good_permutations.append(p)
print(good_permutations)
The result is:
[(1, 2, 7), (1, 3, 6), (1, 4, 5), (1, 5, 4), (1, 6, 3), (1, 7, 2), (2, 1, 7), (2, 3,
5), (2, 5, 3), (2, 7, 1), (3, 1, 6), (3, 2, 5), (3, 5, 2), (3, 6, 1), (4, 1, 5), (4,
5, 1), (5, 1, 4), (5, 2, 3), (5, 3, 2), (5, 4, 1), (6, 1, 3), (6, 3, 1), (7, 1, 2),
(7, 2, 1)]
Note that order matters - meaning 1, 2, 7 is also shown as 2, 1, 7 and 7, 1, 2. You can reduce this by using a set.
Keep it simple:
def cool_sum(list: numbers):
b = 0;
for i in numbers:
b += i
return b;
a = [1, 2, 4]
print(cool_sum(a))
Try the following -
mylist = [1, 2, 3, 4]
def add(mylist):
total = 0
for i in mylist:
total += i
return total
result = add(mylist)
print("sum = ", result)
sum
function does not differ from the built-in sum
in behavior or name.

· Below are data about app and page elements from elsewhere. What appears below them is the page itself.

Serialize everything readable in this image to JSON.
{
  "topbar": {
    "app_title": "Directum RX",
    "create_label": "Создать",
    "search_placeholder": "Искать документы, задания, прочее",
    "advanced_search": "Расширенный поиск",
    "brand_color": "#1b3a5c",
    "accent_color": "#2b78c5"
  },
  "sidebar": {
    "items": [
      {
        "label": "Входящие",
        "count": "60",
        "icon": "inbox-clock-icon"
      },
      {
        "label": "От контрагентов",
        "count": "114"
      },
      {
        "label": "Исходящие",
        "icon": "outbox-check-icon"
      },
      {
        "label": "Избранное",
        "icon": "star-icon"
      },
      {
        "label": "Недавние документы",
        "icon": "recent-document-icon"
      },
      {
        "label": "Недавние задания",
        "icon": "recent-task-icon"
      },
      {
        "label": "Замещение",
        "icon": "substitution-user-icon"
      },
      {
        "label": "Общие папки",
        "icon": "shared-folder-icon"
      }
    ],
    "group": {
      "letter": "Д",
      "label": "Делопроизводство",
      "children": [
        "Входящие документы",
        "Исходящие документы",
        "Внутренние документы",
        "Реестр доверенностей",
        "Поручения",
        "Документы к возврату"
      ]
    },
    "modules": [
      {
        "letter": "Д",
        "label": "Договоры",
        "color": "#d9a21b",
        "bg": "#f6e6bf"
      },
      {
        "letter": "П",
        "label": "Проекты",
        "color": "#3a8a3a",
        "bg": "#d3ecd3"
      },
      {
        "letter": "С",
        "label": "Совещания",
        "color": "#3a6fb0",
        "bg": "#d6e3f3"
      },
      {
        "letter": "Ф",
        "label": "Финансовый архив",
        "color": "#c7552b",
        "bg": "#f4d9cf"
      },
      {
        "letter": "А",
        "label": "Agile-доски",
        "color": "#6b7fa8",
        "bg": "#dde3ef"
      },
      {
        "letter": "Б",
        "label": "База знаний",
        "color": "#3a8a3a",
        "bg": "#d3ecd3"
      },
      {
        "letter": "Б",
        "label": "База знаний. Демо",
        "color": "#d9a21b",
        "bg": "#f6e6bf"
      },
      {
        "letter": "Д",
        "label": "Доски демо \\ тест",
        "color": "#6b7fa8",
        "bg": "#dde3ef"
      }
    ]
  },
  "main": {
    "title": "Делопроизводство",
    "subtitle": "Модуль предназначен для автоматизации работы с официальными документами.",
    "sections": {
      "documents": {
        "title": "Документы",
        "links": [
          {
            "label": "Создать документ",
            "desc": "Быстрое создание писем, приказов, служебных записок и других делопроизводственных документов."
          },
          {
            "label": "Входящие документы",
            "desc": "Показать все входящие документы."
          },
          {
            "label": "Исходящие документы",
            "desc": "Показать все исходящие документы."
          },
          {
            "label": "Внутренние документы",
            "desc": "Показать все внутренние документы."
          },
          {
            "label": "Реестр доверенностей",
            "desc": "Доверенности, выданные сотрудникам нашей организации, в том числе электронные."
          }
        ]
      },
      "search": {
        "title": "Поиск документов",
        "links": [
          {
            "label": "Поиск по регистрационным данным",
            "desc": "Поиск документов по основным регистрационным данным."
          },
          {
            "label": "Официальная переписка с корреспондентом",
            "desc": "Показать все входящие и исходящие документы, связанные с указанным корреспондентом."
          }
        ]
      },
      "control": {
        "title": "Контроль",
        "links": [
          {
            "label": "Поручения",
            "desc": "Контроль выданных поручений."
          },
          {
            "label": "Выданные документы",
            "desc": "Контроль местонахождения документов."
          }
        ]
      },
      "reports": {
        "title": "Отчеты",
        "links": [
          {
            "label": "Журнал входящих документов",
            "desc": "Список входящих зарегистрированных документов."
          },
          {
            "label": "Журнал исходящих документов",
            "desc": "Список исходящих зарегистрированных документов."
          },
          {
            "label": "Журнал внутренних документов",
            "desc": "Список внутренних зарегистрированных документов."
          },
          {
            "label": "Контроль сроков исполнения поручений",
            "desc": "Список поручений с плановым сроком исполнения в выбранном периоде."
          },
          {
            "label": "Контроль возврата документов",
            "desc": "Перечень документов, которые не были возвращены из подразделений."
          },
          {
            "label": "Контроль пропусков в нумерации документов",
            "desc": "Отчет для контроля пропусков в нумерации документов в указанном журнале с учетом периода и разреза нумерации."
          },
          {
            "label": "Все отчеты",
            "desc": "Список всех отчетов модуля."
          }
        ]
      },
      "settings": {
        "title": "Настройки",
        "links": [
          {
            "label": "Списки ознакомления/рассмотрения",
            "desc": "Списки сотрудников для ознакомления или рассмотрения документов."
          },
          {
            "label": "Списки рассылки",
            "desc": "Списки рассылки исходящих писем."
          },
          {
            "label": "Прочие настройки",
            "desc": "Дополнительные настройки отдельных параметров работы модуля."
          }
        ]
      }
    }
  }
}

You could actually delete the function definition from your answer and it would still work.
sum
. You'd get an A on a test for answering the question correctly, but StackOverflow answers also need to be useful to people arriving at this page, and duplicate answers aren't.